Behold! This is my version of my favorite Girl Scout Cookie, the Samoa.  If you’ve never had one before, the Girl Scout website describes them as “Crisp cookies coated in caramel, sprinkled with toasted coconut, and striped with dark chocolaty coating.” which is exactly what I tried to replicate. (oh, here’s the recipe).

(some cooling caramel).

I’ll be the first to admit that the recipe is a little involved, mostly because I made my own caramels and chocolate sauce – but if you buy those pre-made, the recipe’s pretty simple.  Just make sure you cook the pancakes in butter, and don’t burn yourself on the caramel!
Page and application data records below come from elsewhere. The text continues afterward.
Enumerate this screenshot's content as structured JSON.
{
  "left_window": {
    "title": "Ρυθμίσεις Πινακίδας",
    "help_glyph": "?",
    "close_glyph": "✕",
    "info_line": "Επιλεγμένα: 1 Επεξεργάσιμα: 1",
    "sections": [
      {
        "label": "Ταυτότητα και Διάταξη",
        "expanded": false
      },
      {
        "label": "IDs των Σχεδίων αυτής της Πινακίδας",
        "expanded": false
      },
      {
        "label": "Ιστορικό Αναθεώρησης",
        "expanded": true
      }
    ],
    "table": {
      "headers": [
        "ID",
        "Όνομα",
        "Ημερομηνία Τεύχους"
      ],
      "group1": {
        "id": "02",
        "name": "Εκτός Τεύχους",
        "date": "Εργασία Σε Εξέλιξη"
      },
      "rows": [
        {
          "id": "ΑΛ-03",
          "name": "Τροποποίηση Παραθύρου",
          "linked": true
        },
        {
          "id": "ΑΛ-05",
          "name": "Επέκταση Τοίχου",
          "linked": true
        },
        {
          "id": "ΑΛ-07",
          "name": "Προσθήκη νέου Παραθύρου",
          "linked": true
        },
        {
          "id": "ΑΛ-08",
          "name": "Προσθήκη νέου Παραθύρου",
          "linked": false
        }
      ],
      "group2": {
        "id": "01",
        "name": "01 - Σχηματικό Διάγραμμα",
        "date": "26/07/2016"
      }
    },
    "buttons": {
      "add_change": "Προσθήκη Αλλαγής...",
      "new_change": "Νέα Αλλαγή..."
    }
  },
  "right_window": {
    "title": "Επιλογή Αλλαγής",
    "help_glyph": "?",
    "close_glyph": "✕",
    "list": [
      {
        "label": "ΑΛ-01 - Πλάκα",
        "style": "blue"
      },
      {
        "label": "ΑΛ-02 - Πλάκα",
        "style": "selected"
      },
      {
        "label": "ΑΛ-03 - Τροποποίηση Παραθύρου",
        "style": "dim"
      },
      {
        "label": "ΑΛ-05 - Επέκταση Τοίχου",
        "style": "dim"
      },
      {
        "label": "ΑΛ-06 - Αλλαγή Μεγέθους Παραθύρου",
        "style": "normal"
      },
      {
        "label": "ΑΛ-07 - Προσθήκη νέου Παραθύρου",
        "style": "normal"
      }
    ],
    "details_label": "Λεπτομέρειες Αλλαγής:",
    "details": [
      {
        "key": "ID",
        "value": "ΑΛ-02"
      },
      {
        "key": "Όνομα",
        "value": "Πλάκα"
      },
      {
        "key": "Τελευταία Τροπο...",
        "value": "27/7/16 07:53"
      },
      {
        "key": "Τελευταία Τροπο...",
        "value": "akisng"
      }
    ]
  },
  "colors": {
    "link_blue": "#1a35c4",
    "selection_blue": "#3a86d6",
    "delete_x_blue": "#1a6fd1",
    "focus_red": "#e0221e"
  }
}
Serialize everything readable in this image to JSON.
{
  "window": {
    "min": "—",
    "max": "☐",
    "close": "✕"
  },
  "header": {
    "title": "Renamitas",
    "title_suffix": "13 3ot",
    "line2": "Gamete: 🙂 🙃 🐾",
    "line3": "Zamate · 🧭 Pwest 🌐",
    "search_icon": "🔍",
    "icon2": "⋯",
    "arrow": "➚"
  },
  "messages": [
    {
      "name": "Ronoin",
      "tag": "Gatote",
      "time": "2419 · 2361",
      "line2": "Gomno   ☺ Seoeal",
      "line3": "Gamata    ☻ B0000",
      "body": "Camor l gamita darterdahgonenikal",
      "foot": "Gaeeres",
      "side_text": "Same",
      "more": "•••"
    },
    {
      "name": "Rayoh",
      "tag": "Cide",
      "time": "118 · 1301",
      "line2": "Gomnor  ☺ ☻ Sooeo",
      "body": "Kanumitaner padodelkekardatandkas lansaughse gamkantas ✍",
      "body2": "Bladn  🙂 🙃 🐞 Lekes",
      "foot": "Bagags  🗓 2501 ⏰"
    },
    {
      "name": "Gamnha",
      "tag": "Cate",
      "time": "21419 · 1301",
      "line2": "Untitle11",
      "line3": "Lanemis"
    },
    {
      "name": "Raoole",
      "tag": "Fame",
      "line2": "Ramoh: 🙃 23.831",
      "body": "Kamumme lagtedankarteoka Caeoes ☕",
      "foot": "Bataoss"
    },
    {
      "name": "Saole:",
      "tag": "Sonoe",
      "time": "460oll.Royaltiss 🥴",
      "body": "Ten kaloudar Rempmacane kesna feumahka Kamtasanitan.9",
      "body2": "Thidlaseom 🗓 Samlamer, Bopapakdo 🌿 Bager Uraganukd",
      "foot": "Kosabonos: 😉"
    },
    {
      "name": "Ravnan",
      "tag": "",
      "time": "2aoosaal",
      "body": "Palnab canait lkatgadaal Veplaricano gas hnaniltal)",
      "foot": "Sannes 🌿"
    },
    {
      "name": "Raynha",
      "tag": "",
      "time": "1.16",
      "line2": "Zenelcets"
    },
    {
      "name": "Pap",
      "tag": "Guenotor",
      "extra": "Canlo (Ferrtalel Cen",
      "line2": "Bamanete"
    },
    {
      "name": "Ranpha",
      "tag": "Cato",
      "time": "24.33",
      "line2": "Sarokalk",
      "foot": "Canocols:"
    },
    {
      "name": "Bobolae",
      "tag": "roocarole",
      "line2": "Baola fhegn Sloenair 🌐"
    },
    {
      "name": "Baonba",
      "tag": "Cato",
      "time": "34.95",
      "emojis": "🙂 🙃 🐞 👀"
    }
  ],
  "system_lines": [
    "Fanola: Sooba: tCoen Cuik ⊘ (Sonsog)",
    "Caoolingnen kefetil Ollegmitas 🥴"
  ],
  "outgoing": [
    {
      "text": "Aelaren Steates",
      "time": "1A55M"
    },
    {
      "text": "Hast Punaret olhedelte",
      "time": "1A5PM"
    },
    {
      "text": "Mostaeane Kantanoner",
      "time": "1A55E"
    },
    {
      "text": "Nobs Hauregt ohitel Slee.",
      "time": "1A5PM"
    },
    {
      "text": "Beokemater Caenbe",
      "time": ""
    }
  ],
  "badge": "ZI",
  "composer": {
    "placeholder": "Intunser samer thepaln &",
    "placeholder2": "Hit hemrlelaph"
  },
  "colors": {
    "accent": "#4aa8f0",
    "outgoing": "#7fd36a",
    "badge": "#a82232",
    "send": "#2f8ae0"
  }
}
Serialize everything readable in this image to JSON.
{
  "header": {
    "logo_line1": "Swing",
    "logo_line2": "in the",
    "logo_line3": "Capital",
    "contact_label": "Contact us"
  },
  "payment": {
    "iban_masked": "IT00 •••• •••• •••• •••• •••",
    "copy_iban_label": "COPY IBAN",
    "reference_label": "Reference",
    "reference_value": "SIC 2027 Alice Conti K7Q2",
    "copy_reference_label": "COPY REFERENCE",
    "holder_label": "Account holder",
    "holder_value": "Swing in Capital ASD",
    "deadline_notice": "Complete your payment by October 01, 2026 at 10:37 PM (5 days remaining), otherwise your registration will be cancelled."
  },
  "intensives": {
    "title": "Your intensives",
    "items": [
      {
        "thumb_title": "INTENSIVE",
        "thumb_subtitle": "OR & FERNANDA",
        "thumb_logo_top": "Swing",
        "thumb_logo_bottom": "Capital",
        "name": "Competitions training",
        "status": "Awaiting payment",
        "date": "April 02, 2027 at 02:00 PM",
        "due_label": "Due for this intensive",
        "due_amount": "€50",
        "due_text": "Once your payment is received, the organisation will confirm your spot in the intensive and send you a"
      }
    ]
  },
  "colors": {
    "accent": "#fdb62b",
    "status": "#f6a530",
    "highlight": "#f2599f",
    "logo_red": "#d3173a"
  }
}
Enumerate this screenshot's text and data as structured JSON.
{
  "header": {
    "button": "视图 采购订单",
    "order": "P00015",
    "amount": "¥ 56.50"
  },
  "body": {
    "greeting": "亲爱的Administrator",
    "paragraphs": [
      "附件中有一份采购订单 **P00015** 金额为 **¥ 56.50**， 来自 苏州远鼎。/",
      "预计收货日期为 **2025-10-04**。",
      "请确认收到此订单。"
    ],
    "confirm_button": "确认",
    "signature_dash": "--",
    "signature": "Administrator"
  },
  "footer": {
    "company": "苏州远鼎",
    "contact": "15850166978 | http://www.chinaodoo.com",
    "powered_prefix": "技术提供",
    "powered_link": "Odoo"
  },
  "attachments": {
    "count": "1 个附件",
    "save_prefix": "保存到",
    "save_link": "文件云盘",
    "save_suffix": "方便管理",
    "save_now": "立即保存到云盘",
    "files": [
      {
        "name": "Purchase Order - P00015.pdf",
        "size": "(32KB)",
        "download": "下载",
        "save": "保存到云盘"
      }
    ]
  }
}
(some toasting coconut)

I think my flavor-profile is pretty darn close to a real Samoa too.  You definitely get that buttery shortbread taste from the pancakes, the gooeyness of the caramels, the pure simple goodness of chocolate syrup, and some solid coconuttiness.  

(homemade chocolate sauce!)

The coconut was really important in giving some crunch to the pancakes, too, because the main difference between the pancakes and the cookies are that delicious cookie crunch. Oh well, 1 pancake can only do so much!

3.75 out of 5 stackies: 

Oysters On A Half Shell, Pancake Power!

I don’t actually remember eating Taiwanese Oyster Pancakes very often when I was little, but I remember hearing about them a lot.  They were one of my sister’s favorites and when we visited Taiwan, they were a frequently purchased item from the night-markets.

I vaguely recall not actually liking these pancakes at all (I think it was the sauce), but I decided to give them a second chance and I was happy to change my opinion on them. The pancakes are almost more like omelets but with a completely different texture from the potato starch used in the recipe.

(the original recipe is from chezpei and my annotated one is here)

The pancakes are mildly savory with a fairly strong oyster taste coming through.  The inside and middle are soft and a little gooey while the outer edges get nice and crispy.  The sauce was still a little too sweet for me.  I like to use just a dab of sauce for each piece of pancake, but if you buy these from a restaurant, they’ll come slathered in sauce.

A few cooking notes:

  • use a non-stick pan…believe me, it’s just so much easier
  • I used fresh oysters, but the recipe says that frozen ones work just as well
  • a-cai is sometimes called “Taiwanese lettuce” – you should be able to find it at any Asian grocery store

3.5 out of 5 stackies: 

Happy Inde-pancake Day!

Hey All, I hope you had a Happy 4th of July weekend (preferably pancake-filled)! I was trying to go for a subtle red-white-and-blue pancake this week and I think I did it!

These are my take on German Kirschpfannkuchen (German cherry pancakes).  They’re perfect for using up leftovers because the batter base is old rolls (crazy, right?) and you can put almost any fruit in them.  The classic uses cherries, but I used blueberries and cherries in mine – delicious!

(rolls softening in water for the batter)

I saw different versions of the original recipe, but they were all pretty barebones.  Hopefully, my version adds some clarity so you won’t be quite as confused as I was when making these! 

(the batter)

The pancakes themselves were pretty glutinous, which makes sense since they’re mostly made up of disintegrated rolls.  They’re also not too sweet, so the bursts of flavor you get from the cherries and blueberries really stand out and the cinnamon-sugar sprinkle kick the flavor up to just the right level.

This batter was definitely one of the most unique batters I’ve ever made, so I would recommend you try this recipe out, if only to say you’ve done it!  If you do, keep these cooking tips in mind:

  • Just make sure to cook these on a medium-low heat because they take awhile to cook all the way through;
  • Keep mixing your batter while you’re cooking the pancakes so that it doesn’t separate;
  • Pat your berries/cherries dry before you add them so that not too much excess water gets in.

3.5 out of 5 stackies: